“Some random guy she fucked or what?”

The artist studied the floor. “I don’t feel like talking about it anymore.”

The sound of the detective’s open hand hitting his face rang like a snare drum.

Then the impact of a closed fist. Cough, gasp. A tooth ejected between torn lips. Blood painted a map of a red country on the artist’s white shirt.

A girl wearing an eye patch walked in the room. “Got it right here,” she said, reading from a pink notepad. “Remains of Fed Ex driver located. Identification verified despite rodents having eaten victim’s face.”

“So that’s number four,” said the detective.

“Excuse me.” The girl with the eye patch held up the note as if it were a penalty flag.
“Cause of death...loss of blood due to gunshot wound…in region of genitalia. 38 caliber.”

A low whistle from the cop.

“She used to fuck him on Friday nights,” said the artist. “I had a weekend job at the carnival. She said she was taking care of her sick mother.”

The detective bowed his head, wrote something in his notebook. “Uh, one more thing. What’d she say about this Fed Ex guy?

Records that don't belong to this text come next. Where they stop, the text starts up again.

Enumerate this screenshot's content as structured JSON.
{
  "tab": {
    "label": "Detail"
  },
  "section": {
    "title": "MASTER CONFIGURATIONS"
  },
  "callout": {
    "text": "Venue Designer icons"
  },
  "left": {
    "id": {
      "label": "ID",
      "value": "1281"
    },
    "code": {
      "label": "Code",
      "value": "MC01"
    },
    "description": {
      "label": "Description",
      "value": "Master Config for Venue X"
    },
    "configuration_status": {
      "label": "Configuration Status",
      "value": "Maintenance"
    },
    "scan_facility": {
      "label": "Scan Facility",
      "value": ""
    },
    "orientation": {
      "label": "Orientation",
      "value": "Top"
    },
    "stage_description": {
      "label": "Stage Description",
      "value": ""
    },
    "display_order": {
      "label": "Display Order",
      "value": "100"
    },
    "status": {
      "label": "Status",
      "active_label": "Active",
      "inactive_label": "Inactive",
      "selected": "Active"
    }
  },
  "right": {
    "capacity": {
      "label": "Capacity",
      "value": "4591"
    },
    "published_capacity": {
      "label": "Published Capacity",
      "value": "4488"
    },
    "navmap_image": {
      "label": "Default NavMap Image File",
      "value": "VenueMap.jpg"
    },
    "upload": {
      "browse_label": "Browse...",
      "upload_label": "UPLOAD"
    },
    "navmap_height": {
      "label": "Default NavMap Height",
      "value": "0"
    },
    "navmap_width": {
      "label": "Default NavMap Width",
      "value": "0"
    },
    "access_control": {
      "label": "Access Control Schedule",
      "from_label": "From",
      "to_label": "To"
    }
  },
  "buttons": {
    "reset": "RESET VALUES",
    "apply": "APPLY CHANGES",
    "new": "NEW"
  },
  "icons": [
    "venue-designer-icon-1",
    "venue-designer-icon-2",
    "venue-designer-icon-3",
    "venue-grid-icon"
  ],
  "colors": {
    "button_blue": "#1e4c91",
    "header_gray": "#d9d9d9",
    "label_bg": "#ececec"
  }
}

Was it Overnight Delivery?”

“No.”

“Well?”

The cop looked like he was sorry he’d asked, but it was too late now.

“Oversize package,” said the artist. “Deliveries use rear entrance.”

“Affirmative, Lieutenant,” said the girl with the eye patch. “Having viewed body of the victim, I can describe said penis as abnormally large, estimated length approximately—”

“Luisa,” interrupted the detective, “how about getting Reyes down here to transcribe this young man’s statement?”

“Yes, sir.”

The detective sighed and stared at the floor. He wondered how he ever ended up with such big feet. Shoes like a pair of tug boats. Vaqueros and bull riders would’ve laughed at him.

“Kid, I’m sorry,” he said. “Let me get you some ice for that lip.”


Jesse Sublett is an author and musician in Austin, Texas. His most recent book, Grave Digger Blues, is available for Kindle. Jesse was a founding member of two pioneering punk bands in Austin, the Violators and the Skunks. He continues to play blues, intertwining music in his crime fiction and nonfiction. James Ellroy has described his memoir, Never the Same Again, as a "harrowing, wrenching, spellbinding work of great candor and soul." Much more info on Jesse can be found at his blog at www.jessesublett.com